The other day I was asked which component of classroom management was the most underrated. My answer was easy…Choice! There are far too many teachers who engage in power struggles that could be avoided by giving the student some options.
Freedom vs. Choice…what’s the difference?
Of course, choice is not the same as freedom. You might give students freedom to share their research or a book report in lots of different ways. Good teachers regularly build in opportunities for freedom as a differentiation strategy that engages learners. Unlike freedom, which is an instructional approach, choice is a management tool.
Digging Deeper into Choice
Choice can be a hard concept for many of us…especially in the heat of the moment. However, providing students, especially challenging students, a choice lets them feel in control of their classroom experience. Realistically, you are the one giving the options so YOU are really in control, but they don’t need to know that, right?
In the next section, I’ll share a few tips that have been really helpful in my classroom when it came to incorporating choice into my management strategy. Yes, it was hard at first because it really did feel like I was giving up control. As a result, it took me some time to really get confident with this strategy. Once I embraced it
The positive is, once I embraced it, choice was the single most effective strategy in my toolbox for avoiding the many conflicts that some of my most challenging students attempted to engage in. It was no longer my way or the highway in the eyes of my students. Instead, they saw our classroom as a place where they had control. It also made it easier for them to understand that when a choice wasn’t given, they needed to respect that boundary. I can honestly say the simple changes I’m about to share completely transformed my classroom management and the culture in our room.
3 Tips for Effectively using Choice for Management
1. Take the Reins, But Give Options
Have a student who consistently pushes your buttons? This is my very favorite strategy for these kids. Give them choices…but make sure they are both choices YOU are okay with. (Bonus points if the second option is a little less appealing.) For example, when that student who likes to avoid work, despite being capable, is getting nothing done, say something like, “You can work on this assignment now or you can finish it during recess. Which would you like to do?”
2. Don’t Wait Forever
So, you’ve given them two options…and they are calling your bluff and not choosing. This is the moment where a time limit is your friend. The offer of choice is on the table for a limited time. Put a time limit on it with the caveat that if they haven’t decided when you get back, then you get to pick. Then, walk away and come back to get the student’s answer. Still no answer? You now pick the option that is less desired.
Many times students will come around and start complying. What does this sound like in the classroom? Your conversation may go something like this: “You can be focused and read for five minutes now, or you can spend 10 minutes reading when the rest of us are (insert fun activity you will be doing here).” If they decide to do the right thing right that moment, GREAT!
If not, then follow up with, “I am going to give you two minutes to decide. I’ll be back to find out what you picked, but I want you to know if you don’t have a decision, I am going to pick for you, and I will pick the 10 minutes during (fun activity you mentioned before).”
3. If You Say It, Mean It

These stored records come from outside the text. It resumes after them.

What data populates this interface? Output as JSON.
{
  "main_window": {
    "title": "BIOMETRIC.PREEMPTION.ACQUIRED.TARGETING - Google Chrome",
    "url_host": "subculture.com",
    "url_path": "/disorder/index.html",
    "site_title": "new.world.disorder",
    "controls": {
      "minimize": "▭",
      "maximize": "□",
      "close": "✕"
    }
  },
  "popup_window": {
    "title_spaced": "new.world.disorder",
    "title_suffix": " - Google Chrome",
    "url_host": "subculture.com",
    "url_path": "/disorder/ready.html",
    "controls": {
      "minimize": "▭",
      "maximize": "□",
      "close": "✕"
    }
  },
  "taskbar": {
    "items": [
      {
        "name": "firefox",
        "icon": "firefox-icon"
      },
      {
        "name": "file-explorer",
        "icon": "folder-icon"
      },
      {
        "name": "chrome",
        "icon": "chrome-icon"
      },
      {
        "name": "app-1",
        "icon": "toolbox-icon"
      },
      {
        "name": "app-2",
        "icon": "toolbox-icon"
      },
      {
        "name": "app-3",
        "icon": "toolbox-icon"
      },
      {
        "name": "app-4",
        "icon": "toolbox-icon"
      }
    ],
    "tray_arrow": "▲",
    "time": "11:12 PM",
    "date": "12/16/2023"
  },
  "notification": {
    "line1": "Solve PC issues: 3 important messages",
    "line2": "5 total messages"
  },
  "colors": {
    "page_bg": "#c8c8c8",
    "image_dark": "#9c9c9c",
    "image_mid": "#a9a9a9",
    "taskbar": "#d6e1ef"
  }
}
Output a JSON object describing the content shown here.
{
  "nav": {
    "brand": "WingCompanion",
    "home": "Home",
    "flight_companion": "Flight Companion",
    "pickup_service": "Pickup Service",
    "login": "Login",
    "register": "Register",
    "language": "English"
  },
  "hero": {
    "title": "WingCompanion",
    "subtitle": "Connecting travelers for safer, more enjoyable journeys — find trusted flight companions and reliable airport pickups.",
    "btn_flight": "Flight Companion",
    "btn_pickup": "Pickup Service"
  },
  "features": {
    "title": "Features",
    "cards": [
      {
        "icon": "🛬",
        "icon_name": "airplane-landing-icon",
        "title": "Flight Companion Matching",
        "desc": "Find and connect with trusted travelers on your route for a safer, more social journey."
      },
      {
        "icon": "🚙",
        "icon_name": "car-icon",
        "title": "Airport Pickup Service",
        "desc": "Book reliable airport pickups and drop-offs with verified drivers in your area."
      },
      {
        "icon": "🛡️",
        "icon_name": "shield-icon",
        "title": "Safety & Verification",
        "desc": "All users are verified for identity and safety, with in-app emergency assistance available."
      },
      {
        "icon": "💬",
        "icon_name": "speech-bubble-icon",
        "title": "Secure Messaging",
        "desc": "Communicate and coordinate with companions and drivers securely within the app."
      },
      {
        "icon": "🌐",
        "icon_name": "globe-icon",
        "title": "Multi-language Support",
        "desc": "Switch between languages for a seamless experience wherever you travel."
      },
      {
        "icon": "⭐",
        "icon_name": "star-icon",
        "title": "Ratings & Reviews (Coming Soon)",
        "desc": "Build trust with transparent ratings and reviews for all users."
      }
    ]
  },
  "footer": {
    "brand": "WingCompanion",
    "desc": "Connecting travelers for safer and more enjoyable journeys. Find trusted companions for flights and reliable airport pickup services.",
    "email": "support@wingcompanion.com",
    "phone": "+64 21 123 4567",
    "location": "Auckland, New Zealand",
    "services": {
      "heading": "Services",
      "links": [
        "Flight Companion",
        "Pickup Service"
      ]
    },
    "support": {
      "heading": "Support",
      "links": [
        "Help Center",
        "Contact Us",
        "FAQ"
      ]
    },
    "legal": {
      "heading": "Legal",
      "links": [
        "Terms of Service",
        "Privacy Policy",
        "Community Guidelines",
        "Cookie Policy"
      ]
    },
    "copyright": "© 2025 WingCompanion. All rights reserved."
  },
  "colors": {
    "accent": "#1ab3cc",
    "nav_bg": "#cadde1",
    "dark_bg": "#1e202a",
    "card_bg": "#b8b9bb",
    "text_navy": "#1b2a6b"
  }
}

As a mom, I screw this one up all the time. I am full of empty threats some days. As a result, my (strong-willed) daughter and I butt heads so much more often than we need to. The same thing happens if you do this in the classroom. Once one kid realizes you don’t plan to follow through, you’re toast. Therefore, you can’t make threats you don’t plan to keep.
If you say you are going to call a parent or take away five minutes of recess, then you have to follow through…even if you don’t really want to. Similarly, if you say you’ll give extra recess or read for a few extra minutes before lunch, then you need to do this, too! Students thrive on knowing what to expect. When you don’t follow through, students notice and remember. This is so important for relationship building because students need to trust that you mean what you say.
Getting started with Choice
Getting started with choice can be as simple as being
more aware. Paying attention to opportunities to
give students options or create (and follow-through on) a realistic consequence are both really simple ways to get started with choice in your classroom.
Even if you haven’t been doing this so far this school year, it is never too late to start…and it will definitely be worth it in the long run. You’ll find you have more energy and patience when you aren’t engaging in the constant struggle for maintaining control…and as a result, you’ll be more in control of your classroom than ever!
If you want more great ideas for improving classroom management, be sure to check out the rest of the series here.
I hope this article has been helpful as you consider how to build choice into your management strategy. If you’d like more ideas from The Third Wheel, be sure to follow me using the links below: